I didn't intend to give Presonus a plug here, but it just worked out that way. For writing music I don't recall anything that handles that task better Presonus Studio One 3. I used the Professional version for my testing, which has as street price of about $400.00 USD. The biggest drawbacks to not having the Pro version is in the Artist version cannot load third party VST2, VST3 or AU plugins and it operates in 32 bit as opposed to 64 bit. However, the cost is low in the Artist version, street price $100.00 USD. In the Pro version you get a cool pitch correcting plugin by Melodyne (essentials) which is really good to have, plus a lot more loops, content samples, you can add you third party plugins and several other features. You can update the Artist version to the Professional version for around $300.00 USD. But for mixing and editing I am still a Pro Tools kind of guy for now, but this could be changing. After doing three complete mixes on Presonus Studio One 3 Professional my ears are saying that the overall sound is a bit better on the Presonus then the Pro Tools. I was always taught that in theory a 64 bit compared to a 64 bit DAW should sound identical. But my ears are saying that the Presonus is actually more pristine. The bottom line is always the sound comes first. So is there a coming war between Studio One 3 by Presonus and Pro Tools 12 by Avid. Looks like the audio world just got a bit more interesting.

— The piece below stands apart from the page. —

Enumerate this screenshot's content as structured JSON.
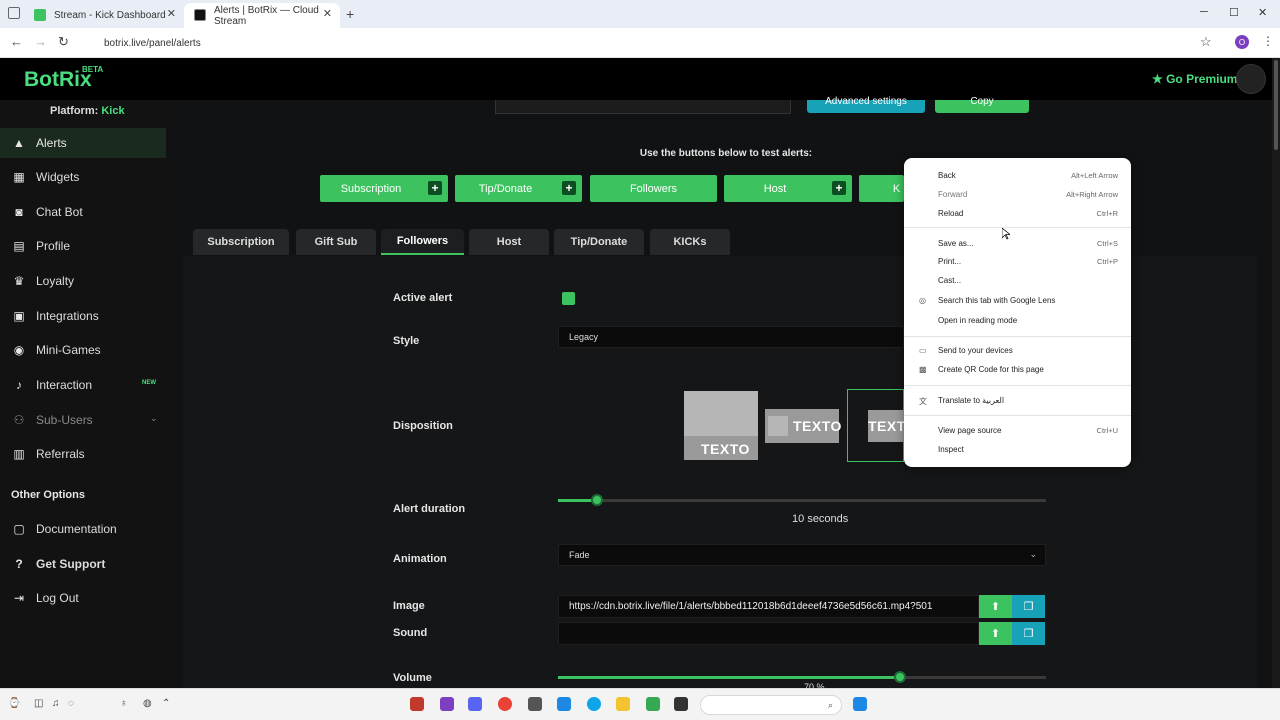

Drew Puzia is a multi-award winning Mix Engineer at SoundBurst Studios in Las Vegas. Drew is certified in Audio Engineering from the world renowned Berklee College of Music. His experience spans over three decades in the music industry and he has recorded and mixed countless musicians in many genres of music.